Further, active composites can be patterned to fold themselves upon printing. Layers of shape-changing polymers and fibers laminated in origami-inspired layouts will self-actuate when heated or moistened. This makes fabrication of complex folding mechanisms straightforward and scalable.

At the nanoscale, atomically thin materials like graphene enable microscopic origami engineering. Graphene’s exceptional stiffness yet thinness approaching one atom allows intricate nano-origami. DNA nanostructures also demonstrate programmable self-assembly behaving like nanoscale origami.

Microfabrication techniques draws on principles from integrated circuit manufacturing to build ultra-compact folded machines. Photolithography, selective etching, and micro-assembly methods create complex microrobots engineered with origami-based joints and mechanisms.

Besides smart materials, multi-material composites show promise where differentiated folds or stiffness are required. Combining materials like Kevlar, metals, and ceramics produces origami structures engineered for specialized performance or environments.

These material advances are poised to revolutionize space applications of origami. Self-folding radiation shields, super-compact telescopes and antennas, and shape-shifting solar sails become achievable through materials-based origami. Ongoing materials research will further open possibilities at both the micro and macro scales.

By merging scientific ingenuity with the ancient art of origami, researchers are inventing novel folding technologies once only imagined. With this interdisciplinary synergy, origami materials innovation will continue unfolding the future.

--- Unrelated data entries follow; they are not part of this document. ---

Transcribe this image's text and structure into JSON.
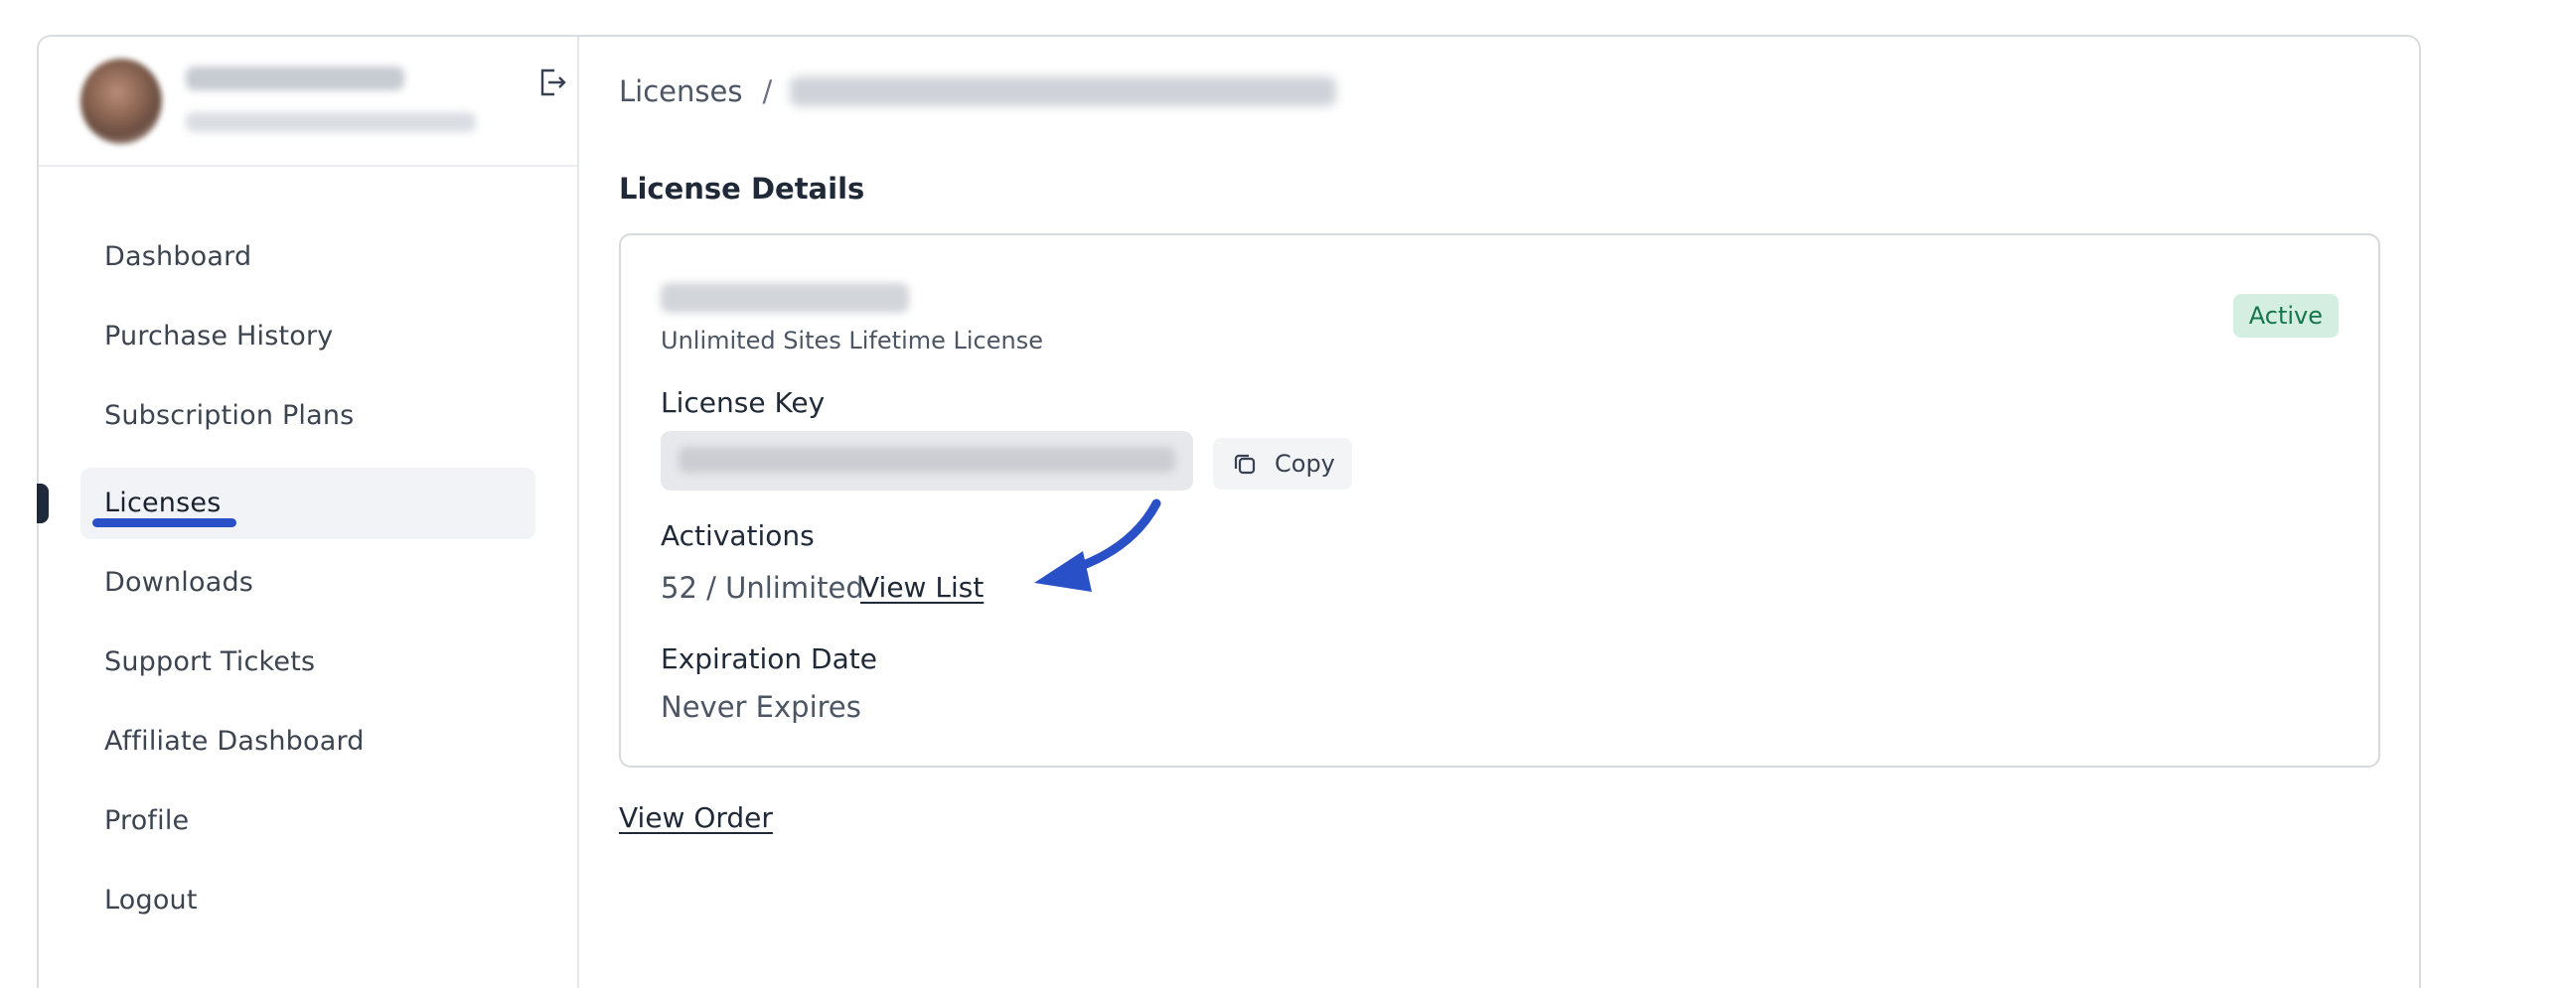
{
  "sidebar": {
    "items": [
      {
        "label": "Dashboard"
      },
      {
        "label": "Purchase History"
      },
      {
        "label": "Subscription Plans"
      },
      {
        "label": "Licenses",
        "active": true
      },
      {
        "label": "Downloads"
      },
      {
        "label": "Support Tickets"
      },
      {
        "label": "Affiliate Dashboard"
      },
      {
        "label": "Profile"
      },
      {
        "label": "Logout"
      }
    ]
  },
  "breadcrumb": {
    "root": "Licenses",
    "separator": "/"
  },
  "main": {
    "section_title": "License Details",
    "license": {
      "type": "Unlimited Sites Lifetime License",
      "status": "Active",
      "key_label": "License Key",
      "copy_label": "Copy",
      "activations_label": "Activations",
      "activations_value": "52 / Unlimited",
      "view_list_label": "View List",
      "expiration_label": "Expiration Date",
      "expiration_value": "Never Expires"
    },
    "view_order_label": "View Order"
  },
  "colors": {
    "accent_annotation": "#2a50c8",
    "status_active_bg": "#d5eee2",
    "status_active_text": "#14764b",
    "active_marker": "#1e2a3b"
  },
  "icons": {
    "logout": "exit-icon",
    "copy": "copy-icon"
  }
}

The Future of Origami in Aerospace

Origami engineering has made rapid progress, but immense potential remains largely untapped across the aerospace sector. By overcoming scaling challenges, origami could transform everything from deployable architectures in space to medical devices.

Practical applications of origami face obstacles moving from paper models to full-sized operational systems. Understanding the principles behind fold kinematics and mechanics is vital. Factors like weight, forces, and dynamics differ greatly from origami art on paper. Robustness and reliability must also be engineered in for space and flight.

However, advances in materials, simulation, and manufacturing will enable resolving these hurdles. Multi-material composites with differentiated properties allow better mimicry of paper folds. High-precision modeling predicts performance before costly physical testing. 3D printing and smart materials facilitate fabrication of complete functional origami systems.

An explosion of aerospace applications could arise from solving these challenges. Ultra-compact transit habitats for deep space using self-deploying origami modules. Highly maneuverable aircraft morphing wings applying origami principles. Miniature medical robots that navigate understand crevices then exit safely after procedures.

Origami’s convergence with fields like biomimicry and MEMS (micro-electro-mechanical systems) will further expand capabilities. Bio-inspired materials and movement like self-assembling proteins and folded seed pods offer synergies for aerospace origami innovation. At smaller scales, MEMS leverages silicon fabrication techniques to build microscopic machines using origami joints and hinges.

Long-term space habitation and exploration stand to benefit tremendously from origami. Deployable shelters, compact equipment, and adaptable furniture will support astronauts on missions to the Moon, Mars, and beyond. Origami telescopes, antennas, and solar sails enable advances not otherwise possible given launch constraints.

In conclusion, origami engineering principles enable transformative solutions meeting modern aerospace demands. While challenges remain in translating fundamental origami concepts to full-scale applications, the necessary ingredients are coming together. At the intersection of mathematics, science, design, and engineering, origami is poised to revolutionize aerospace and other technical fields in the 21st century.